It sounds good on paper, in practice though this approach overlooks other vital considerations.
When it comes to content online, providing value is the gold standard, as you are always competing for someone’s attention. It is one of the main reasons why short videos that are also funny or interesting tend to perform better than their counterparts.
More often than not, if you try to convey as much information about your product in a single video as you possibly can, you will steer it away from these attributes.
Take some time to figure out your exact goals for your product video, then match the information you are going to include only when they further that goal without sacrificing brevity and appeal. Let me give you an example.
If your goal is to educate your existing client base about your product’s functionality or a particularly confusing feature, long, detailed explanation videos will do marvelously.
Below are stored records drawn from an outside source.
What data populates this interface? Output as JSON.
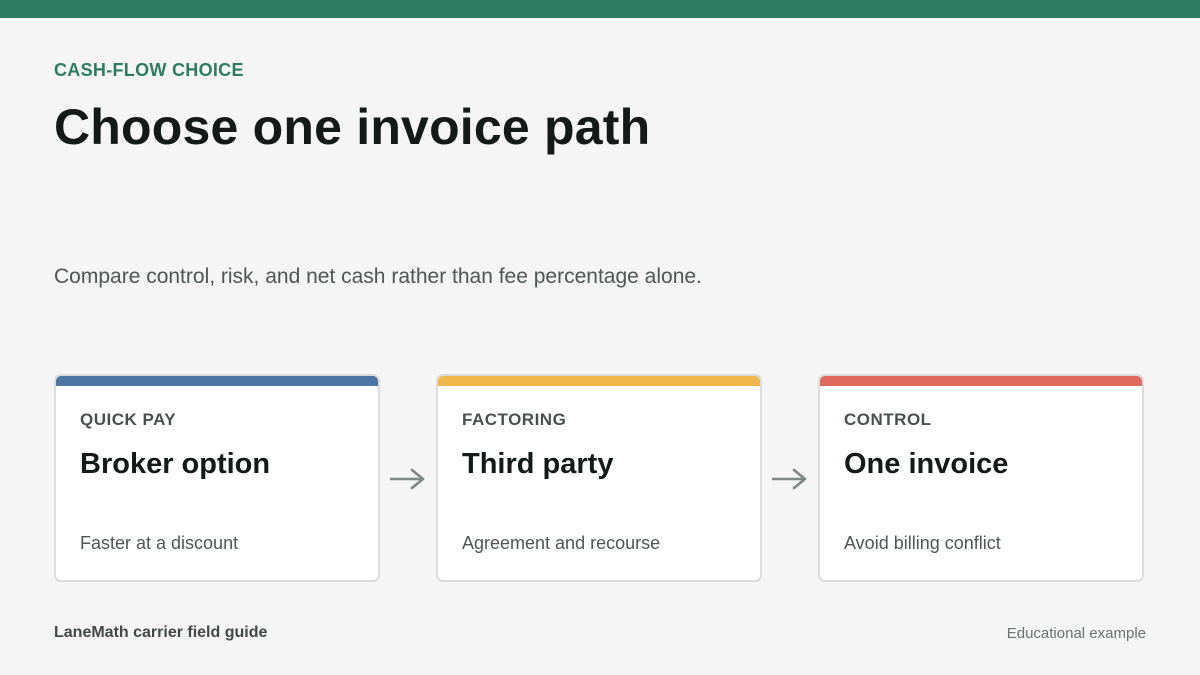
{
  "header": {
    "eyebrow": "CASH-FLOW CHOICE",
    "title": "Choose one invoice path",
    "subtitle": "Compare control, risk, and net cash rather than fee percentage alone."
  },
  "cards": [
    {
      "kicker": "QUICK PAY",
      "heading": "Broker option",
      "description": "Faster at a discount",
      "accent_color": "#4e76a4"
    },
    {
      "kicker": "FACTORING",
      "heading": "Third party",
      "description": "Agreement and recourse",
      "accent_color": "#f0b84a"
    },
    {
      "kicker": "CONTROL",
      "heading": "One invoice",
      "description": "Avoid billing conflict",
      "accent_color": "#e06b5c"
    }
  ],
  "connectors": [
    "arrow-right-icon",
    "arrow-right-icon"
  ],
  "footer": {
    "brand": "LaneMath carrier field guide",
    "note": "Educational example"
  },
  "colors": {
    "brand_green": "#2d7d63",
    "background": "#f4f5f4",
    "arrow": "#7e8784"
  }
}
On the other hand, if what you are after is to create a product video that entices new buyers and promotes your brand, focusing a short video on one of the product’s key functions will most likely serve that goal better.
Use this goal-oriented approach to figure out the right amount of content to include, and more importantly, to leave out, using just the information that suits your objectives best.
Once you have a sense of the formats you can utilize and the content you definitely have to include, you can turn your eyes on the third element we are going to go over: the script.
Script – Using the right words, in the right way.
Once you have your approach (format) and the key information you are going to include, you need to make it all fall into place and synergize, and that happens on the script.
A rambly, unfocused script that makes no use of positive and effective communication and copywriting can make the most fantastic product in the world sound like a complicated, dull, uninteresting, or even ineffective item.
To prevent your product videos from suffering this flaw, you can start by trying to hit these few marks when working on your script:
- Avoid unnecessary or distracting information.
- Focus on your product’s most relevant features, as related to your buyers’ pain points.
- Make your script exciting or entertaining in some way. Information alone is not enough.
Whatever the product is that you are trying to feature in your video, if you manage to work a script that conveys its functions (and how they alleviate a buyer’s pain point), while being interesting or entertaining in some manner, you’ll end up with a powerful marketing tool in your hands.
When it’s all said and done, product videos remain as one of the best types of video content you can include in your marketing strategy, especially if you are targeting social networks. However, knowing how to do it well is essential, as a poorly planned and executed video can end up hurting your efforts rather than aiding them.
As you start conceptualizing and working on your next product video, consider these elements, and you’ll be well on your way to making the right product video your campaign is looking for.
Víctor Blasco is the founder and CEO of the explainer video company Yum Yum Videos. He is also an audiovisual designer and video marketing expert.